[Available data]

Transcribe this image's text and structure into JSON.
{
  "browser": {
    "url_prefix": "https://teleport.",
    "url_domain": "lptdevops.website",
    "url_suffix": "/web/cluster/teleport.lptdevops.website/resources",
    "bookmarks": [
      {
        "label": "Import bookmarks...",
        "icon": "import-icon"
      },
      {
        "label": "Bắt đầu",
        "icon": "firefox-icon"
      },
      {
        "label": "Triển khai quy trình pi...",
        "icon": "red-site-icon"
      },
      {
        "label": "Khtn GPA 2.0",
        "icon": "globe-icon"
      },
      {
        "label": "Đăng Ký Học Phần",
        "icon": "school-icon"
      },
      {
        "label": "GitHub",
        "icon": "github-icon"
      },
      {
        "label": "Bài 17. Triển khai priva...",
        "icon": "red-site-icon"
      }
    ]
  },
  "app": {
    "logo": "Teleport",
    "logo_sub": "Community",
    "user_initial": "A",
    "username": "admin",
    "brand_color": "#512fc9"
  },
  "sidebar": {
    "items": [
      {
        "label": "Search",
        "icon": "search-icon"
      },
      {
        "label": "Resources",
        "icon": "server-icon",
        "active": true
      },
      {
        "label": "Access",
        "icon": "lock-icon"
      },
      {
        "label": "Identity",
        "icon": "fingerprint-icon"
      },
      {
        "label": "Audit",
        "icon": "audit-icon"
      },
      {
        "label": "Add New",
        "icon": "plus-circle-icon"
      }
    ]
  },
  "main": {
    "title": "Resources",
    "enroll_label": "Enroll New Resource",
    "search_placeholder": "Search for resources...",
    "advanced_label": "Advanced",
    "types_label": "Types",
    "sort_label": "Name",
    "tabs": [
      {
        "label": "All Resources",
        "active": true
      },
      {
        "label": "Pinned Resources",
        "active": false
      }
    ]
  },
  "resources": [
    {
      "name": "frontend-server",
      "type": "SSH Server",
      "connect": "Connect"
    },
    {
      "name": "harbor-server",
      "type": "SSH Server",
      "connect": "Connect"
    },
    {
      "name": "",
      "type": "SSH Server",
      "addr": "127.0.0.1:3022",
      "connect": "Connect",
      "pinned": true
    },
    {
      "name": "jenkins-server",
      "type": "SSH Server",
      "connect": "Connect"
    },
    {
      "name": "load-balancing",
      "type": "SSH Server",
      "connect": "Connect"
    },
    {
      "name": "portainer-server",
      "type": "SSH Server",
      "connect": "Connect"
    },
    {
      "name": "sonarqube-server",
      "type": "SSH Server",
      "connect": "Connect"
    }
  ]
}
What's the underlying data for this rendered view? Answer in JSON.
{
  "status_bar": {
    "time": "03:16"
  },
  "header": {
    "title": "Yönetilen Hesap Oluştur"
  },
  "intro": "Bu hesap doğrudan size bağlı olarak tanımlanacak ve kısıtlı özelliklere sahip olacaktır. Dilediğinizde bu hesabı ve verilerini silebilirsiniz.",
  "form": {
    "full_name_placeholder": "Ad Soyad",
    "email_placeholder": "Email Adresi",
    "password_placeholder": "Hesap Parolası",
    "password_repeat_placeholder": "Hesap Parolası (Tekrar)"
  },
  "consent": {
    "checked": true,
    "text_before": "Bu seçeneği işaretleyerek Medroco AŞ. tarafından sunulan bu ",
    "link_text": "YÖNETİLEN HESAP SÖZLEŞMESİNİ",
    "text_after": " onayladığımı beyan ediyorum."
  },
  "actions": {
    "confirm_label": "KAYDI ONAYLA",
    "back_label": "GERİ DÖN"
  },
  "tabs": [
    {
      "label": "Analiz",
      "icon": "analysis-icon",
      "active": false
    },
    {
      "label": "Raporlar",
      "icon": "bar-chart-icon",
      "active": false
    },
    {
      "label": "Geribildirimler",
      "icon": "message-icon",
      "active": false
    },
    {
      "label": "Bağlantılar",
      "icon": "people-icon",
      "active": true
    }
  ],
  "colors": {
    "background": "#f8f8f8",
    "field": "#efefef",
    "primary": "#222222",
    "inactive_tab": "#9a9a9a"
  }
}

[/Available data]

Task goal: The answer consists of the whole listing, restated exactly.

Completed task:
Transcribe this image's text and structure into JSON.
{
  "browser": {
    "url_prefix": "https://teleport.",
    "url_domain": "lptdevops.website",
    "url_suffix": "/web/cluster/teleport.lptdevops.website/resources",
    "bookmarks": [
      {
        "label": "Import bookmarks...",
        "icon": "import-icon"
      },
      {
        "label": "Bắt đầu",
        "icon": "firefox-icon"
      },
      {
        "label": "Triển khai quy trình pi...",
        "icon": "red-site-icon"
      },
      {
        "label": "Khtn GPA 2.0",
        "icon": "globe-icon"
      },
      {
        "label": "Đăng Ký Học Phần",
        "icon": "school-icon"
      },
      {
        "label": "GitHub",
        "icon": "github-icon"
      },
      {
        "label": "Bài 17. Triển khai priva...",
        "icon": "red-site-icon"
      }
    ]
  },
  "app": {
    "logo": "Teleport",
    "logo_sub": "Community",
    "user_initial": "A",
    "username": "admin",
    "brand_color": "#512fc9"
  },
  "sidebar": {
    "items": [
      {
        "label": "Search",
        "icon": "search-icon"
      },
      {
        "label": "Resources",
        "icon": "server-icon",
        "active": true
      },
      {
        "label": "Access",
        "icon": "lock-icon"
      },
      {
        "label": "Identity",
        "icon": "fingerprint-icon"
      },
      {
        "label": "Audit",
        "icon": "audit-icon"
      },
      {
        "label": "Add New",
        "icon": "plus-circle-icon"
      }
    ]
  },
  "main": {
    "title": "Resources",
    "enroll_label": "Enroll New Resource",
    "search_placeholder": "Search for resources...",
    "advanced_label": "Advanced",
    "types_label": "Types",
    "sort_label": "Name",
    "tabs": [
      {
        "label": "All Resources",
        "active": true
      },
      {
        "label": "Pinned Resources",
        "active": false
      }
    ]
  },
  "resources": [
    {
      "name": "frontend-server",
      "type": "SSH Server",
      "connect": "Connect"
    },
    {
      "name": "harbor-server",
      "type": "SSH Server",
      "connect": "Connect"
    },
    {
      "name": "",
      "type": "SSH Server",
      "addr": "127.0.0.1:3022",
      "connect": "Connect",
      "pinned": true
    },
    {
      "name": "jenkins-server",
      "type": "SSH Server",
      "connect": "Connect"
    },
    {
      "name": "load-balancing",
      "type": "SSH Server",
      "connect": "Connect"
    },
    {
      "name": "portainer-server",
      "type": "SSH Server",
      "connect": "Connect"
    },
    {
      "name": "sonarqube-server",
      "type": "SSH Server",
      "connect": "Connect"
    }
  ]
}
What's the underlying data for this rendered view? Answer in JSON.
{
  "status_bar": {
    "time": "03:16"
  },
  "header": {
    "title": "Yönetilen Hesap Oluştur"
  },
  "intro": "Bu hesap doğrudan size bağlı olarak tanımlanacak ve kısıtlı özelliklere sahip olacaktır. Dilediğinizde bu hesabı ve verilerini silebilirsiniz.",
  "form": {
    "full_name_placeholder": "Ad Soyad",
    "email_placeholder": "Email Adresi",
    "password_placeholder": "Hesap Parolası",
    "password_repeat_placeholder": "Hesap Parolası (Tekrar)"
  },
  "consent": {
    "checked": true,
    "text_before": "Bu seçeneği işaretleyerek Medroco AŞ. tarafından sunulan bu ",
    "link_text": "YÖNETİLEN HESAP SÖZLEŞMESİNİ",
    "text_after": " onayladığımı beyan ediyorum."
  },
  "actions": {
    "confirm_label": "KAYDI ONAYLA",
    "back_label": "GERİ DÖN"
  },
  "tabs": [
    {
      "label": "Analiz",
      "icon": "analysis-icon",
      "active": false
    },
    {
      "label": "Raporlar",
      "icon": "bar-chart-icon",
      "active": false
    },
    {
      "label": "Geribildirimler",
      "icon": "message-icon",
      "active": false
    },
    {
      "label": "Bağlantılar",
      "icon": "people-icon",
      "active": true
    }
  ],
  "colors": {
    "background": "#f8f8f8",
    "field": "#efefef",
    "primary": "#222222",
    "inactive_tab": "#9a9a9a"
  }
}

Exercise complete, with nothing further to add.